Problem to solve: Find the lines below that include the word "content" and report how many there are, with no other text.
** Opening Data under study block **
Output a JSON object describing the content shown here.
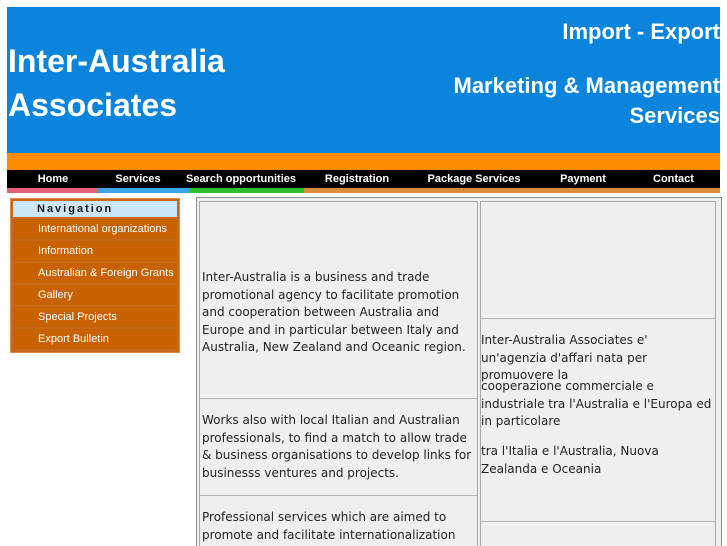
{
  "header": {
    "title_line1": "Inter-Australia",
    "title_line2": "Associates",
    "tagline1": "Import - Export",
    "tagline2_line1": "Marketing & Management",
    "tagline2_line2": "Services",
    "bg_color": "#0a84dc",
    "strip_color": "#ff8c00"
  },
  "topnav": {
    "items": [
      "Home",
      "Services",
      "Search opportunities",
      "Registration",
      "Package Services",
      "Payment",
      "Contact"
    ]
  },
  "accent_colors": [
    "#e2607a",
    "#3aa4e8",
    "#2fbf2f",
    "#d98c3c"
  ],
  "sidebar": {
    "heading": "Navigation",
    "items": [
      "International organizations",
      "Information",
      "Australian & Foreign Grants",
      "Gallery",
      "Special Projects",
      "Export Bulletin"
    ]
  },
  "content": {
    "english": [
      "Inter-Australia is a business and trade promotional agency to facilitate promotion and cooperation between Australia and Europe and in particular between Italy and Australia, New Zealand and Oceanic region.",
      "Works also with local Italian and Australian professionals, to find a match to allow trade & business organisations to develop links for businesss ventures and projects.",
      "Professional services which are aimed to promote and facilitate internationalization"
    ],
    "italian": [
      "Inter-Australia Associates e' un'agenzia d'affari nata per promuovere la",
      "cooperazione commerciale e industriale tra l'Australia e l'Europa ed in particolare",
      "tra l'Italia e l'Australia, Nuova Zealanda e Oceania"
    ]
  }
}
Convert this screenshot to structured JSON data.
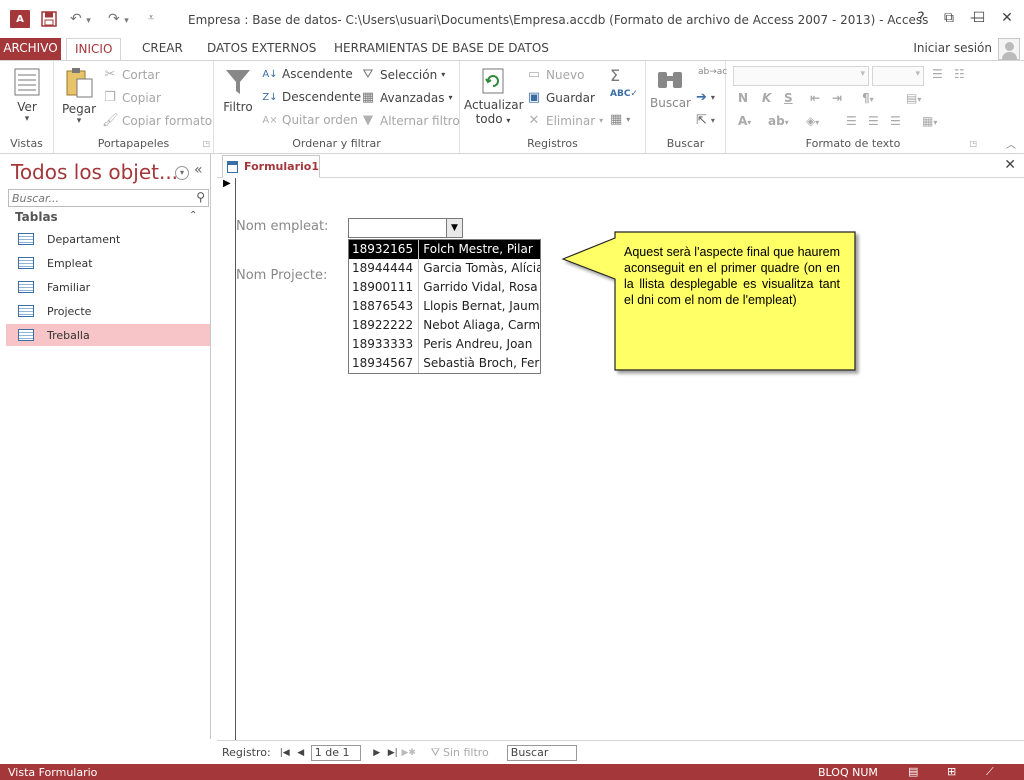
{
  "titlebar": {
    "title": "Empresa : Base de datos- C:\\Users\\usuari\\Documents\\Empresa.accdb (Formato de archivo de Access 2007 - 2013) - Access",
    "logo_text": "A",
    "help": "?",
    "restore_ribbon": "⧉",
    "minimize": "—",
    "maximize": "☐",
    "close": "✕"
  },
  "tabs": {
    "file": "ARCHIVO",
    "home": "INICIO",
    "create": "CREAR",
    "external": "DATOS EXTERNOS",
    "tools": "HERRAMIENTAS DE BASE DE DATOS",
    "signin": "Iniciar sesión"
  },
  "ribbon": {
    "views": {
      "label": "Vistas",
      "view_button": "Ver"
    },
    "clipboard": {
      "label": "Portapapeles",
      "paste": "Pegar",
      "cut": "Cortar",
      "copy": "Copiar",
      "format_painter": "Copiar formato"
    },
    "sort_filter": {
      "label": "Ordenar y filtrar",
      "filter": "Filtro",
      "ascending": "Ascendente",
      "descending": "Descendente",
      "remove_sort": "Quitar orden",
      "selection": "Selección",
      "advanced": "Avanzadas",
      "toggle_filter": "Alternar filtro"
    },
    "records": {
      "label": "Registros",
      "refresh_line1": "Actualizar",
      "refresh_line2": "todo",
      "new": "Nuevo",
      "save": "Guardar",
      "delete": "Eliminar"
    },
    "find": {
      "label": "Buscar",
      "find_button": "Buscar"
    },
    "text_format": {
      "label": "Formato de texto",
      "bold": "N",
      "italic": "K",
      "underline": "S"
    }
  },
  "nav": {
    "title": "Todos los objet...",
    "search_placeholder": "Buscar...",
    "section": "Tablas",
    "items": [
      "Departament",
      "Empleat",
      "Familiar",
      "Projecte",
      "Treballa"
    ]
  },
  "document": {
    "tab_label": "Formulario1",
    "label_employee": "Nom empleat:",
    "label_project": "Nom Projecte:",
    "dropdown_rows": [
      {
        "dni": "18932165",
        "name": "Folch Mestre, Pilar"
      },
      {
        "dni": "18944444",
        "name": "Garcia Tomàs, Alícia"
      },
      {
        "dni": "18900111",
        "name": "Garrido Vidal, Rosa"
      },
      {
        "dni": "18876543",
        "name": "Llopis Bernat, Jaume"
      },
      {
        "dni": "18922222",
        "name": "Nebot Aliaga, Carme"
      },
      {
        "dni": "18933333",
        "name": "Peris Andreu, Joan"
      },
      {
        "dni": "18934567",
        "name": "Sebastià Broch, Ferran"
      }
    ],
    "callout": "Aquest serà l'aspecte final que haurem aconseguit en el primer quadre (on en la llista desplegable es visualitza tant el dni com el nom de l'empleat)"
  },
  "record_nav": {
    "label": "Registro:",
    "position": "1 de 1",
    "filter": "Sin filtro",
    "search": "Buscar"
  },
  "status": {
    "view": "Vista Formulario",
    "numlock": "BLOQ NUM"
  },
  "colors": {
    "accent": "#a4373a",
    "selection": "#f7c5c7",
    "callout_fill": "#ffff66"
  }
}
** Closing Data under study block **
Solution below: 2